**Input material**
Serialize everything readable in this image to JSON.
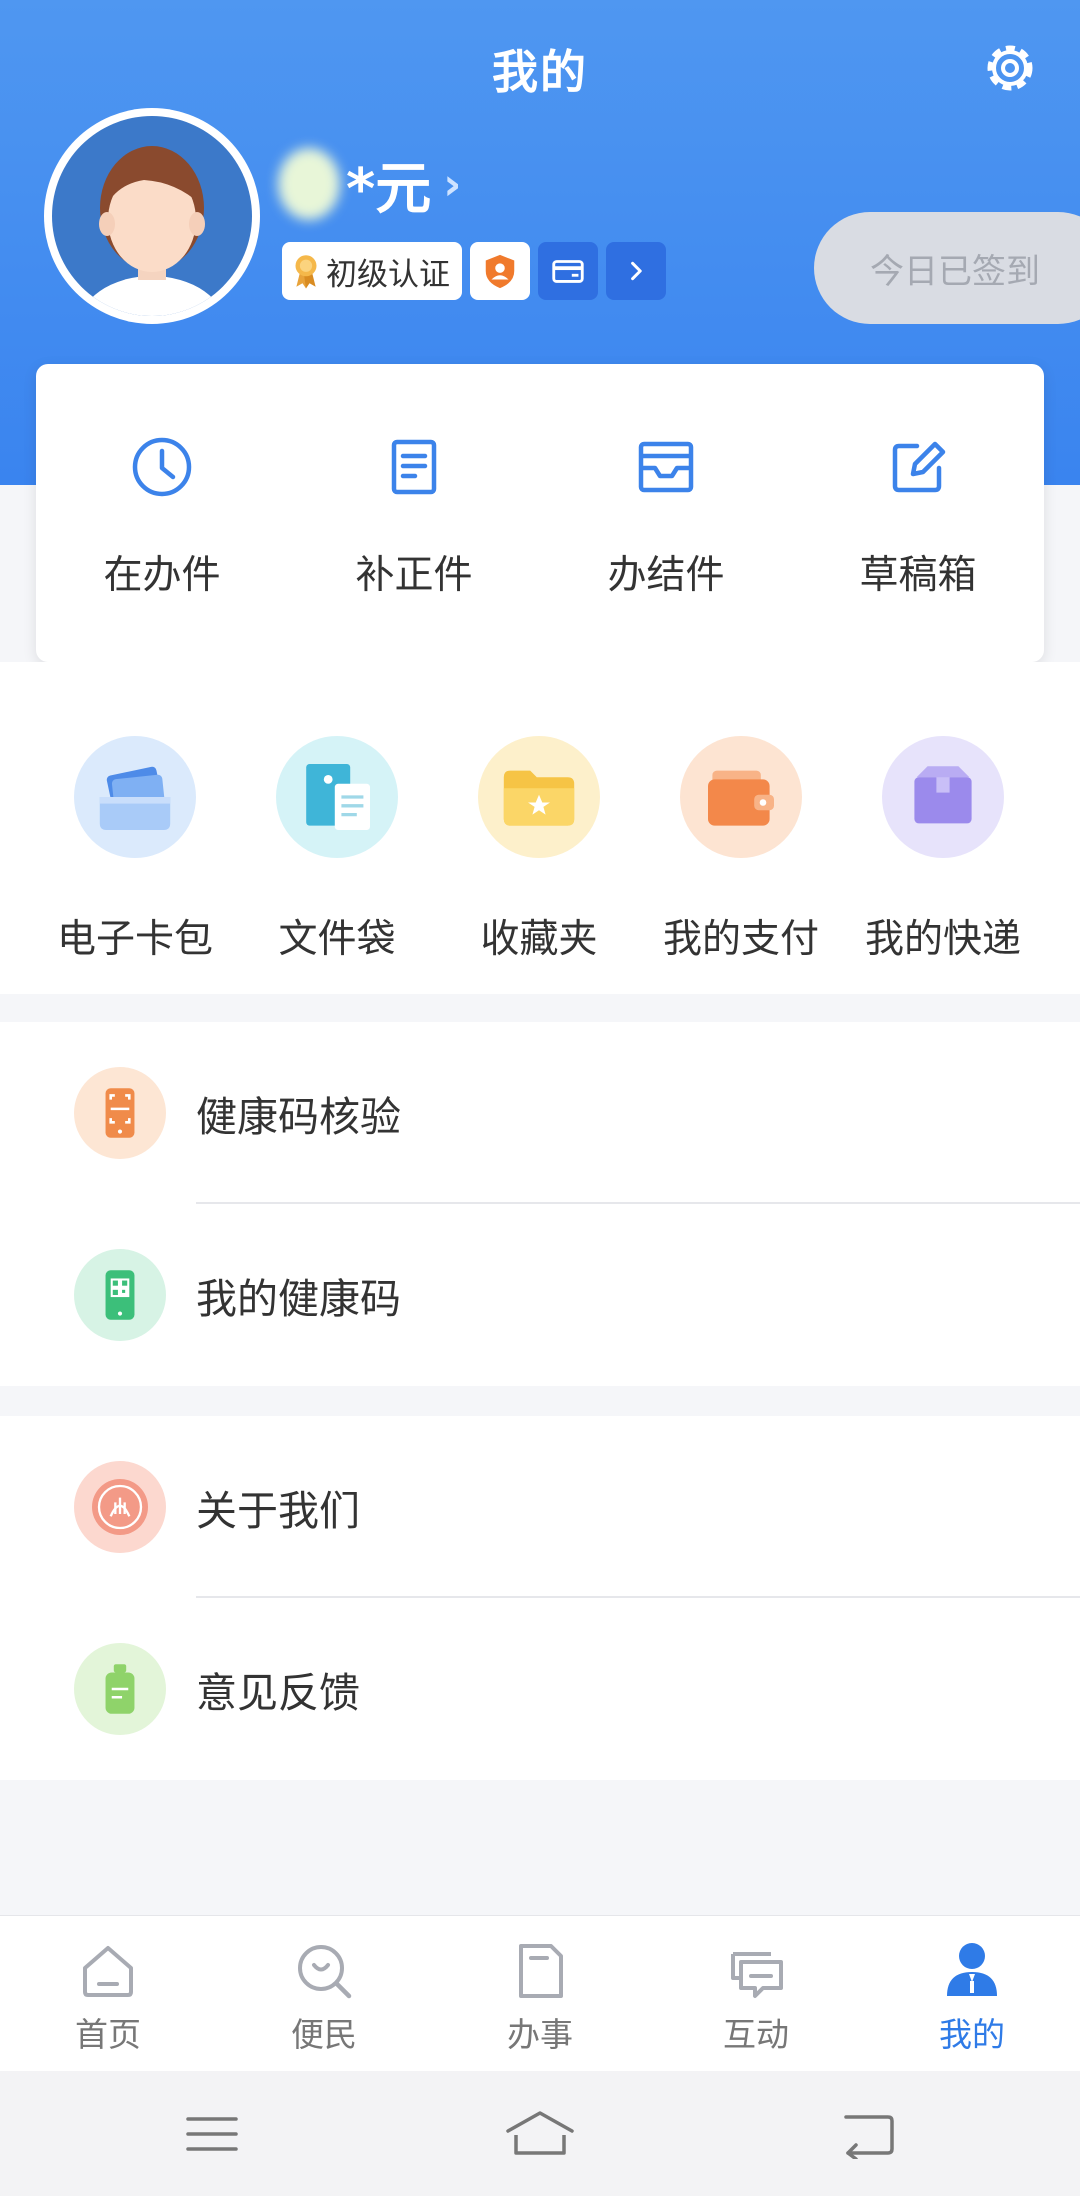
{
  "header": {
    "title": "我的",
    "settings_icon": "gear-icon",
    "background_color": "#4a90f0"
  },
  "profile": {
    "name_visible": "*元",
    "verification_badge": "初级认证",
    "checkin_label": "今日已签到"
  },
  "service_card": {
    "items": [
      {
        "label": "在办件",
        "icon": "clock-icon"
      },
      {
        "label": "补正件",
        "icon": "document-icon"
      },
      {
        "label": "办结件",
        "icon": "inbox-icon"
      },
      {
        "label": "草稿箱",
        "icon": "edit-icon"
      }
    ]
  },
  "quick_entries": [
    {
      "label": "电子卡包",
      "icon": "card-wallet-icon"
    },
    {
      "label": "文件袋",
      "icon": "file-bag-icon"
    },
    {
      "label": "收藏夹",
      "icon": "favorites-folder-icon"
    },
    {
      "label": "我的支付",
      "icon": "wallet-icon"
    },
    {
      "label": "我的快递",
      "icon": "package-icon"
    }
  ],
  "health_group": [
    {
      "label": "健康码核验",
      "icon": "scan-phone-icon"
    },
    {
      "label": "我的健康码",
      "icon": "qr-phone-icon"
    }
  ],
  "about_group": [
    {
      "label": "关于我们",
      "icon": "emblem-icon"
    },
    {
      "label": "意见反馈",
      "icon": "feedback-bottle-icon"
    }
  ],
  "tabbar": {
    "items": [
      {
        "label": "首页",
        "icon": "home-icon"
      },
      {
        "label": "便民",
        "icon": "search-heart-icon"
      },
      {
        "label": "办事",
        "icon": "document-icon"
      },
      {
        "label": "互动",
        "icon": "chat-icon"
      },
      {
        "label": "我的",
        "icon": "person-icon"
      }
    ],
    "active_index": 4,
    "active_color": "#2f7be7"
  }
}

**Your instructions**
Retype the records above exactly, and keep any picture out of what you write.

**Solved problem**
Serialize everything readable in this image to JSON.
{
  "header": {
    "title": "我的",
    "settings_icon": "gear-icon",
    "background_color": "#4a90f0"
  },
  "profile": {
    "name_visible": "*元",
    "verification_badge": "初级认证",
    "checkin_label": "今日已签到"
  },
  "service_card": {
    "items": [
      {
        "label": "在办件",
        "icon": "clock-icon"
      },
      {
        "label": "补正件",
        "icon": "document-icon"
      },
      {
        "label": "办结件",
        "icon": "inbox-icon"
      },
      {
        "label": "草稿箱",
        "icon": "edit-icon"
      }
    ]
  },
  "quick_entries": [
    {
      "label": "电子卡包",
      "icon": "card-wallet-icon"
    },
    {
      "label": "文件袋",
      "icon": "file-bag-icon"
    },
    {
      "label": "收藏夹",
      "icon": "favorites-folder-icon"
    },
    {
      "label": "我的支付",
      "icon": "wallet-icon"
    },
    {
      "label": "我的快递",
      "icon": "package-icon"
    }
  ],
  "health_group": [
    {
      "label": "健康码核验",
      "icon": "scan-phone-icon"
    },
    {
      "label": "我的健康码",
      "icon": "qr-phone-icon"
    }
  ],
  "about_group": [
    {
      "label": "关于我们",
      "icon": "emblem-icon"
    },
    {
      "label": "意见反馈",
      "icon": "feedback-bottle-icon"
    }
  ],
  "tabbar": {
    "items": [
      {
        "label": "首页",
        "icon": "home-icon"
      },
      {
        "label": "便民",
        "icon": "search-heart-icon"
      },
      {
        "label": "办事",
        "icon": "document-icon"
      },
      {
        "label": "互动",
        "icon": "chat-icon"
      },
      {
        "label": "我的",
        "icon": "person-icon"
      }
    ],
    "active_index": 4,
    "active_color": "#2f7be7"
  }
}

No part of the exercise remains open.